__Your instructions__
Retype, exactly and only, each line from the one containing "Transcribe this image's" to the end of the records below.

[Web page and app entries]
-- Opening Marker --
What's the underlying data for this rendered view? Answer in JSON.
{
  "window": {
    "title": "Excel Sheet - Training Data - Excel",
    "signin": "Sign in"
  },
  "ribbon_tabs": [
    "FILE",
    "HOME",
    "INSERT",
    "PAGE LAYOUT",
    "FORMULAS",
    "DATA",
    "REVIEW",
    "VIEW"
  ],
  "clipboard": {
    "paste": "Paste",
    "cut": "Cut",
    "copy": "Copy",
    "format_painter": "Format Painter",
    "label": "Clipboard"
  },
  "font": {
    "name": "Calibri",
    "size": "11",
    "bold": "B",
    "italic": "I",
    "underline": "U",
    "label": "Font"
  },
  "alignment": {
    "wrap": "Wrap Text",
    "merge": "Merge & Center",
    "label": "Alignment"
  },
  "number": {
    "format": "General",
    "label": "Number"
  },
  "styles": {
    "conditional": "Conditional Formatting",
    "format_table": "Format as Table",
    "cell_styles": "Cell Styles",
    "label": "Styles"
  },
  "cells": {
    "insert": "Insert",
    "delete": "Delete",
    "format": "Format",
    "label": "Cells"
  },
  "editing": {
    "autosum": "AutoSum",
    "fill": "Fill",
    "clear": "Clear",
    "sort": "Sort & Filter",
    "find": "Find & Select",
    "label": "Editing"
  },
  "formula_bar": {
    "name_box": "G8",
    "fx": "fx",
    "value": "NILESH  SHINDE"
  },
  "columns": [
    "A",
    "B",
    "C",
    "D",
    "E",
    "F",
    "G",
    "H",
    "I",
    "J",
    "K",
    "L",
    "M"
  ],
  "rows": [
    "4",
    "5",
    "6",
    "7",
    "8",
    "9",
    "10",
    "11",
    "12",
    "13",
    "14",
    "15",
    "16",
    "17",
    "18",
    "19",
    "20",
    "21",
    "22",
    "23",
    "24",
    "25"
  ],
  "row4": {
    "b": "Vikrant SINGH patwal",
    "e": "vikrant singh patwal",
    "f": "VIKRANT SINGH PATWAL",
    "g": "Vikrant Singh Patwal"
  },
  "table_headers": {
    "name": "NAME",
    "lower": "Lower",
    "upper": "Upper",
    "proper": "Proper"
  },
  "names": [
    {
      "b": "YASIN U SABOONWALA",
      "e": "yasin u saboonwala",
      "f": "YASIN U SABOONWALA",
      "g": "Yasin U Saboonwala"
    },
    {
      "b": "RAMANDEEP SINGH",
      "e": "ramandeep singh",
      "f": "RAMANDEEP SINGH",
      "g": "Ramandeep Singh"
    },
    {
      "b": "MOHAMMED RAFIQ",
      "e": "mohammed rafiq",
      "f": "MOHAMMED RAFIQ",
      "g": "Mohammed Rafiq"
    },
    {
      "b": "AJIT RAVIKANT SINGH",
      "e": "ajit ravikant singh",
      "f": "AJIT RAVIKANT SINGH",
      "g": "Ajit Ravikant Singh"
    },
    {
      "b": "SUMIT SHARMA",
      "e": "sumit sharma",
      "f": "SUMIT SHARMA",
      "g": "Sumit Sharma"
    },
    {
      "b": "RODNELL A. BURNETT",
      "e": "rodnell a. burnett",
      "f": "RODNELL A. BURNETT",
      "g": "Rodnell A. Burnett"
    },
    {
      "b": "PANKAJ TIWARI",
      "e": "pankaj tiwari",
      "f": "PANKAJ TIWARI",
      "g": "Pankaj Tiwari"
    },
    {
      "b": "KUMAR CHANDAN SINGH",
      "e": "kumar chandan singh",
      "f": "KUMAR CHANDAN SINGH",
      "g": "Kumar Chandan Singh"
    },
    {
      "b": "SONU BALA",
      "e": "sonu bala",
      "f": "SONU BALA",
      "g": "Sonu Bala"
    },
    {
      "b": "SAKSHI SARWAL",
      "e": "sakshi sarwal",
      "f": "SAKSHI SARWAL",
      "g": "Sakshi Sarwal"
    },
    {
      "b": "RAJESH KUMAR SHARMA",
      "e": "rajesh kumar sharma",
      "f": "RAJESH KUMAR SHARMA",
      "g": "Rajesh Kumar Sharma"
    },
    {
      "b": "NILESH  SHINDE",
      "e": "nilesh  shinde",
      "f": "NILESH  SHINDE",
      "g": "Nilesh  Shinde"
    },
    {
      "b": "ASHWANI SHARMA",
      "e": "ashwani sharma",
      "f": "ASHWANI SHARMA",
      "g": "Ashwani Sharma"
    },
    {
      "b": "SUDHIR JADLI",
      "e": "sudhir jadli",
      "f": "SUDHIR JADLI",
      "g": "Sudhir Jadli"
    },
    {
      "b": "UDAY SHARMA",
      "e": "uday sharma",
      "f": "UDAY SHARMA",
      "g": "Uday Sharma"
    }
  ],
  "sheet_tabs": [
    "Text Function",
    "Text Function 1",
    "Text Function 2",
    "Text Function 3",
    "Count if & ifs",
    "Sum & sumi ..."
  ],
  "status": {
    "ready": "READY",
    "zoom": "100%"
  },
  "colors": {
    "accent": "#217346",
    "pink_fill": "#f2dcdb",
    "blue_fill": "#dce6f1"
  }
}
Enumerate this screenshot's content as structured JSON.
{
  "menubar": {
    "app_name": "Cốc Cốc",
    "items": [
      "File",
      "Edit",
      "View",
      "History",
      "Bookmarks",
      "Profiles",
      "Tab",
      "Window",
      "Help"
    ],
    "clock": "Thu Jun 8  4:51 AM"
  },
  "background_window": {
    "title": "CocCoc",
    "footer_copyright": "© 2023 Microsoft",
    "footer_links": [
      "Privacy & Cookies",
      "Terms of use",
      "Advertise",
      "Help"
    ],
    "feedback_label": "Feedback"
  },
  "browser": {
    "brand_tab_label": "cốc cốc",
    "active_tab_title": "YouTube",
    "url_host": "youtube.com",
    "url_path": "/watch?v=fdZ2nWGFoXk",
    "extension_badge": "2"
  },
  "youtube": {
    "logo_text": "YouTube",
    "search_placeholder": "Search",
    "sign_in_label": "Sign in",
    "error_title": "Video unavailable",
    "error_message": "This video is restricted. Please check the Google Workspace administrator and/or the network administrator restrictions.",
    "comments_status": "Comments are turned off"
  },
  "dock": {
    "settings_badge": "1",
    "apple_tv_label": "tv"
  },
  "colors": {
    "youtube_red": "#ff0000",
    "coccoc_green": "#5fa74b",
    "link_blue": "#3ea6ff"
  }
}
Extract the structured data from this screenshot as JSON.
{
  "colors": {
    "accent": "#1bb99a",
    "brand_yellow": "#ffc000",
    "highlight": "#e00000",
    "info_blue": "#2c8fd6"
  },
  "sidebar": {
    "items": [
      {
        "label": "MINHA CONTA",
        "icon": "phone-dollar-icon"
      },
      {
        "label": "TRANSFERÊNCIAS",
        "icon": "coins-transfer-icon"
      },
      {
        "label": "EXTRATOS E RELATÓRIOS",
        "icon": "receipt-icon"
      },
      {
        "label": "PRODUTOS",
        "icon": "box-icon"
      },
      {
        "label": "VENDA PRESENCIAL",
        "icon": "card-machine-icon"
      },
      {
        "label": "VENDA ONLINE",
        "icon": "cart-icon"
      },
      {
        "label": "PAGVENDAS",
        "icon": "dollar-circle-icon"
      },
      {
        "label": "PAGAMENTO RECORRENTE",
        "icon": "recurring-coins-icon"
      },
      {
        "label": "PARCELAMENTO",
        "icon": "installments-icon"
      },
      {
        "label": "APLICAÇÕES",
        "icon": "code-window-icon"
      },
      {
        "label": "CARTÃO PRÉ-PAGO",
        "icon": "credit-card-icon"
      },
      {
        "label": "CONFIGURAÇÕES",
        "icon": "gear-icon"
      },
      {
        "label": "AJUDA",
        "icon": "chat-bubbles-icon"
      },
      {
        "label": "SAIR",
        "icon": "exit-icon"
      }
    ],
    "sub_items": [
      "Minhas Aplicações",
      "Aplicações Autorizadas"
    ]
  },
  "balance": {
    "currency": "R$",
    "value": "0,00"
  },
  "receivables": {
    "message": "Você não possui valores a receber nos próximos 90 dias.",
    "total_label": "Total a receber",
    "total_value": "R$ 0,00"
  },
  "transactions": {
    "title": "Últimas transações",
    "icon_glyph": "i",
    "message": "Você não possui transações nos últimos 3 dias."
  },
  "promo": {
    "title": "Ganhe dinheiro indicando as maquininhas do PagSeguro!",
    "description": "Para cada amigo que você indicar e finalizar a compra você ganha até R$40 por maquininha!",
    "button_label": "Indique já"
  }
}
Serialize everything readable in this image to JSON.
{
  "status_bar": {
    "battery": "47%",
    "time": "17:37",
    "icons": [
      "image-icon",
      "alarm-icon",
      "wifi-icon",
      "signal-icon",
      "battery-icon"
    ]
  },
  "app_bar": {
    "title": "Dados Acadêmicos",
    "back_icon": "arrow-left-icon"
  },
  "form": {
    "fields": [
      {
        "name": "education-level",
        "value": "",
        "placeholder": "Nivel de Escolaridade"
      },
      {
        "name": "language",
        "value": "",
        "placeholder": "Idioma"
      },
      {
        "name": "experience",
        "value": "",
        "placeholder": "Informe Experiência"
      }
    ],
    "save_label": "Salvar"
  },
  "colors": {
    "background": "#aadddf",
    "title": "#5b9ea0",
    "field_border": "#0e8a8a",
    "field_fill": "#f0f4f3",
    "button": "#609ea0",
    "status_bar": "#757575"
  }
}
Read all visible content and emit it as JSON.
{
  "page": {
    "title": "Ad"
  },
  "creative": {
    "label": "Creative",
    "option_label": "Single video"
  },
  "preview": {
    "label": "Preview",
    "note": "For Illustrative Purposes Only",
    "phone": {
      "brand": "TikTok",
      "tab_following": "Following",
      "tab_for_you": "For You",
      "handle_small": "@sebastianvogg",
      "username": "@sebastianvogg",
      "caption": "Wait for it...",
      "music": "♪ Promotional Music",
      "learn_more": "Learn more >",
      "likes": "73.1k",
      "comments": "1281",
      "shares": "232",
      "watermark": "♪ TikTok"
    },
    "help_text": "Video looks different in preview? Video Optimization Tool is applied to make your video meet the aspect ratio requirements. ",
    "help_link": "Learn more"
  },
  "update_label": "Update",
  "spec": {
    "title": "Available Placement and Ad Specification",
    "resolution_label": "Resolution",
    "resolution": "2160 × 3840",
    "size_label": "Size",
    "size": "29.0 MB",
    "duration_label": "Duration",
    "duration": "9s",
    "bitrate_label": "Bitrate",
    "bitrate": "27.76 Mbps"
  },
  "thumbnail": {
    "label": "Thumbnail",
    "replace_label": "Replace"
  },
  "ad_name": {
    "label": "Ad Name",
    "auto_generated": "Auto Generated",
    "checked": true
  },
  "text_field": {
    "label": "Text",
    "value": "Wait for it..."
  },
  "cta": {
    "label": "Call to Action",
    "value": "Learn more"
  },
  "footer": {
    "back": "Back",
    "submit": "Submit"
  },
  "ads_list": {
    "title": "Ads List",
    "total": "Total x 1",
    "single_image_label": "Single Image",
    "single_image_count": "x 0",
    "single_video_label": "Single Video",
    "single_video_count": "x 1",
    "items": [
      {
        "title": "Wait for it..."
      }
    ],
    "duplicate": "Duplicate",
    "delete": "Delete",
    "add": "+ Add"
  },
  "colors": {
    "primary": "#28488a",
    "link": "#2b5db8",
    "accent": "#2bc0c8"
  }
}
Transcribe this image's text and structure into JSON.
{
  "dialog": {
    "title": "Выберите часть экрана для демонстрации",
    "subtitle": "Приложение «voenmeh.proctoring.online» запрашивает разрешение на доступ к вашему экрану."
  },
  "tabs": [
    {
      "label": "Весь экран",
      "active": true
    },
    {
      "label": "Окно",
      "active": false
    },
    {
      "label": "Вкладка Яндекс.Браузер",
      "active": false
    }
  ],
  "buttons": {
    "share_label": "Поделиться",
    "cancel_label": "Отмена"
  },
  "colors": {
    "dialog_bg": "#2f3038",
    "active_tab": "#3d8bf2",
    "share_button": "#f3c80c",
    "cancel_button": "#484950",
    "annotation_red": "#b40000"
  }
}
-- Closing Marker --
__Expected answer__
Transcribe this image's text and structure into JSON.
{
  "dialog": {
    "title": "Выберите часть экрана для демонстрации",
    "subtitle": "Приложение «voenmeh.proctoring.online» запрашивает разрешение на доступ к вашему экрану."
  },
  "tabs": [
    {
      "label": "Весь экран",
      "active": true
    },
    {
      "label": "Окно",
      "active": false
    },
    {
      "label": "Вкладка Яндекс.Браузер",
      "active": false
    }
  ],
  "buttons": {
    "share_label": "Поделиться",
    "cancel_label": "Отмена"
  },
  "colors": {
    "dialog_bg": "#2f3038",
    "active_tab": "#3d8bf2",
    "share_button": "#f3c80c",
    "cancel_button": "#484950",
    "annotation_red": "#b40000"
  }
}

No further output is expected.